Salvatore Mele speaking at the APA 2011 conference

ODE partners, all member of the Alliance for Permanent, collectively represent all these stakeholder groups and have a significant sphere of influence within those communities. The project will identify, collate, interpret and deliver evidence of emerging best practices in sharing, re-using, preserving and citing data, the drivers for these changes and barriers impeding progress, in forms suited to each audience. ODE will:

  • Enable operators, funders, designers and users of national and pan-european e-Infrastructures to compare their vision and explore shared opportunities

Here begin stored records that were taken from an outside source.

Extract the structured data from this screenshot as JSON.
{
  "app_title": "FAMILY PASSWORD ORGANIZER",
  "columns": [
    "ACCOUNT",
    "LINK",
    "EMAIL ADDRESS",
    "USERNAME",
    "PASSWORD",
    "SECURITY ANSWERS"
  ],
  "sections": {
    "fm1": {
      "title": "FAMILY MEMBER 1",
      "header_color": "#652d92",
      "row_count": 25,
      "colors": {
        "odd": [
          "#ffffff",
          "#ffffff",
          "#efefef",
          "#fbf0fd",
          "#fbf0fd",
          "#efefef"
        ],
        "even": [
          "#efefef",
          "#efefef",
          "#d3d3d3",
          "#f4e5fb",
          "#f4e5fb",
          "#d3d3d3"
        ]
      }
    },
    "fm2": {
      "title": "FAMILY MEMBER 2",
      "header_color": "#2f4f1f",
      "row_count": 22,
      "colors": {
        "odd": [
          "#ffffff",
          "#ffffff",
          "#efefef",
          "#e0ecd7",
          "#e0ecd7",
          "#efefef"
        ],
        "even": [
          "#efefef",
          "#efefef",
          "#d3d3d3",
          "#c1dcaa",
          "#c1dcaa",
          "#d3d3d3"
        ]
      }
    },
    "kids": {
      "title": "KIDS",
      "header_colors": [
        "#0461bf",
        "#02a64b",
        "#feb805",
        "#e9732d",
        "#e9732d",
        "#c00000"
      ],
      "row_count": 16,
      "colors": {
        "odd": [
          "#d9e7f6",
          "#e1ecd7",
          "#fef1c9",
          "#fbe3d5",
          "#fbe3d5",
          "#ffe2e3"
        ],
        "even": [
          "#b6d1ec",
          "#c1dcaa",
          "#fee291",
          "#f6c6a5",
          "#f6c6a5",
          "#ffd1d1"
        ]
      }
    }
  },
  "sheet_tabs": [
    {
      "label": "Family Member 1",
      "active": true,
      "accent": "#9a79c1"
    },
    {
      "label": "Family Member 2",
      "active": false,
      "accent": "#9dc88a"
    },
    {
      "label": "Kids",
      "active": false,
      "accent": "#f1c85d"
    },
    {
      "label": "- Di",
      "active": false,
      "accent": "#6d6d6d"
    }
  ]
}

  • Provide projections of potential data re-use within research and educational communities in and beyond the ERA, their needs and differences

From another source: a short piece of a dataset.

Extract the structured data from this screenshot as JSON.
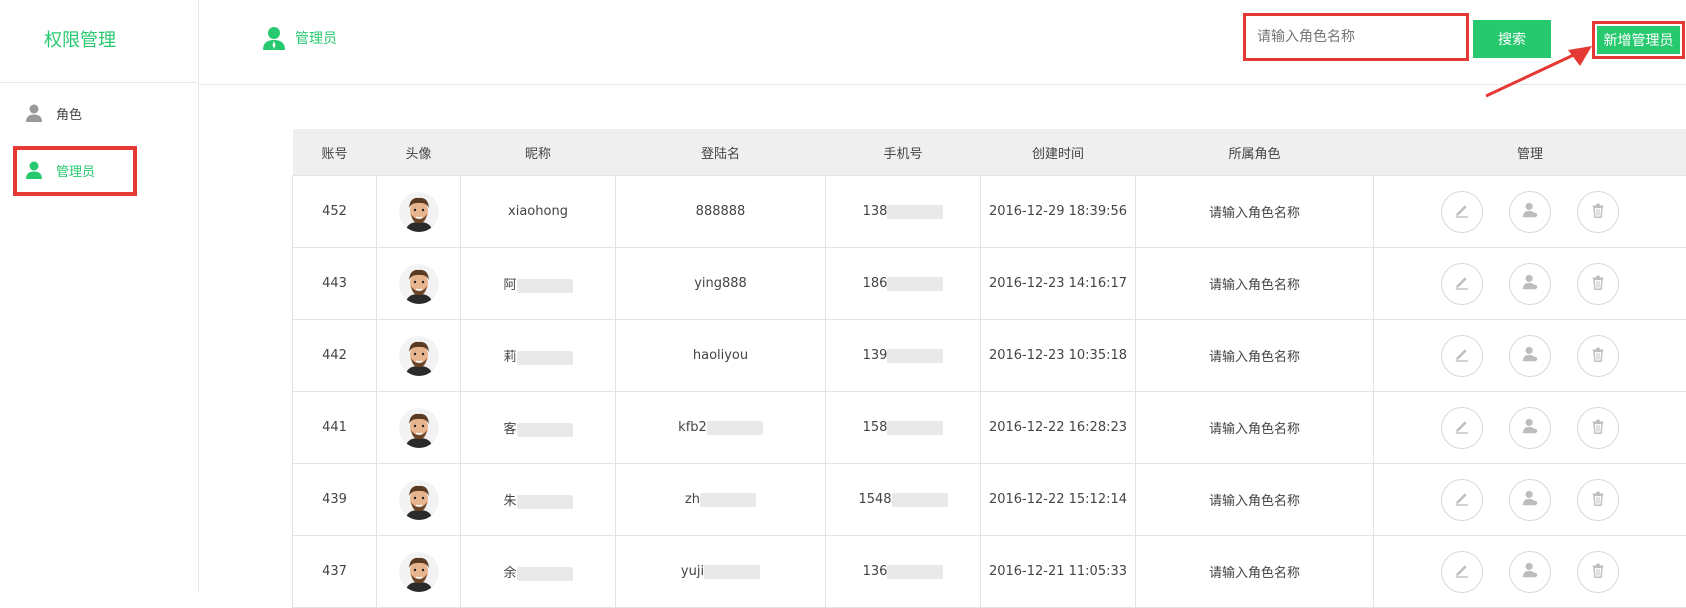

  • Demonstrate and improve understanding of best practices in the design of e-Infrastructures leading to more coherent national policies
  • Document success stories in data sharing, visionary policies to enable data re-use, and the needs and opportunities for interoperability of data layers to fully enable e-Science

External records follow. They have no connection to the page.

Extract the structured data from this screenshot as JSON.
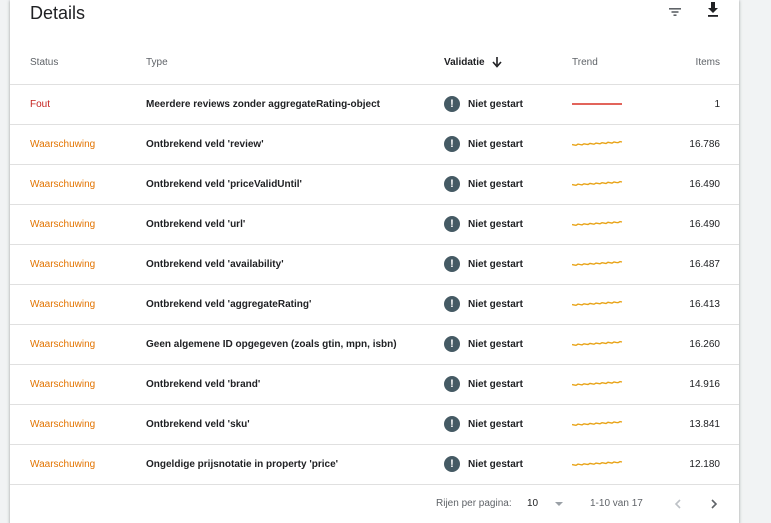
{
  "panel": {
    "title": "Details"
  },
  "toolbar": {
    "filter_icon": "filter-icon",
    "download_icon": "download-icon"
  },
  "columns": {
    "status": "Status",
    "type": "Type",
    "validation": "Validatie",
    "trend": "Trend",
    "items": "Items"
  },
  "colors": {
    "error": "#c5221f",
    "warning": "#e37400",
    "trend_error": "#d93025",
    "trend_warning": "#e8a317"
  },
  "rows": [
    {
      "status": "Fout",
      "severity": "error",
      "type": "Meerdere reviews zonder aggregateRating-object",
      "validation": "Niet gestart",
      "items": "1"
    },
    {
      "status": "Waarschuwing",
      "severity": "warning",
      "type": "Ontbrekend veld 'review'",
      "validation": "Niet gestart",
      "items": "16.786"
    },
    {
      "status": "Waarschuwing",
      "severity": "warning",
      "type": "Ontbrekend veld 'priceValidUntil'",
      "validation": "Niet gestart",
      "items": "16.490"
    },
    {
      "status": "Waarschuwing",
      "severity": "warning",
      "type": "Ontbrekend veld 'url'",
      "validation": "Niet gestart",
      "items": "16.490"
    },
    {
      "status": "Waarschuwing",
      "severity": "warning",
      "type": "Ontbrekend veld 'availability'",
      "validation": "Niet gestart",
      "items": "16.487"
    },
    {
      "status": "Waarschuwing",
      "severity": "warning",
      "type": "Ontbrekend veld 'aggregateRating'",
      "validation": "Niet gestart",
      "items": "16.413"
    },
    {
      "status": "Waarschuwing",
      "severity": "warning",
      "type": "Geen algemene ID opgegeven (zoals gtin, mpn, isbn)",
      "validation": "Niet gestart",
      "items": "16.260"
    },
    {
      "status": "Waarschuwing",
      "severity": "warning",
      "type": "Ontbrekend veld 'brand'",
      "validation": "Niet gestart",
      "items": "14.916"
    },
    {
      "status": "Waarschuwing",
      "severity": "warning",
      "type": "Ontbrekend veld 'sku'",
      "validation": "Niet gestart",
      "items": "13.841"
    },
    {
      "status": "Waarschuwing",
      "severity": "warning",
      "type": "Ongeldige prijsnotatie in property 'price'",
      "validation": "Niet gestart",
      "items": "12.180"
    }
  ],
  "pagination": {
    "rows_per_page_label": "Rijen per pagina:",
    "rows_per_page_value": "10",
    "range": "1-10 van 17"
  }
}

  • Make that information available in readiness for FP8

Objectives: An ever-increasing volume of data is being generated every day within the European Research Area (ERA), often at great expense. Scientific data are often created for a particular purpose, and are used just by their creators for that purpose. e-Science delivers the ability for, and thrives from, the sharing of data between research teams, institutions and disciplines across national borders, fully exploiting and adding significant value to those data. However, the full potential of e-Science can only be realized by a Scientific Data e-Infrastucture which indissolubly links a high-quality and reliable repository infrastructure in Europe with a renewed strategy for e-Science, e-Infrastructures, and innovation. It is vital that those responsible for financing, generating and preserving primary data take full advantage of the opportunities offered by e-Science and create an environment where datasets act as the pieces of a jigsaw. What is needed is the investment and effort: strategic, political and technical decisions are urgently required in order to shape the data sharing, re-use and preservation layers of this emerging e-Infrastructure, intended as an eco-system of digital repositories. Those decisions need to be guided by evidence based on current best practices and lessons learned from past and present initiatives. The purpose of this project is to provide the entire scientific community, the European Commission, national/regional funding agencies in the Member States and the designers of the e-Infrastructure of tomorrow, as well as all actors in the value chain of scholarly communication, with the ability to make and respond to informed decisions, across four objectives:

  • To engage and raise the profile of data sharing, re-use and preservation as an issue with each of our target audiences or communities of interest (using an extensive communication strategy and analysing low-lying fruits)
  • To capture the opinions and experiences of a critical mass of representatives from those communities (using our events and our early results)
  • To undertake further, in-depth, investigation into the issues raised by those commentators where necessary (using the knowledge acquired from our events)
  • To document our findings as thematic reports addressing key issues, such as those described above and those identified during the project (using the results of the investigations, our knowledge of the target audiences from the communication strategy)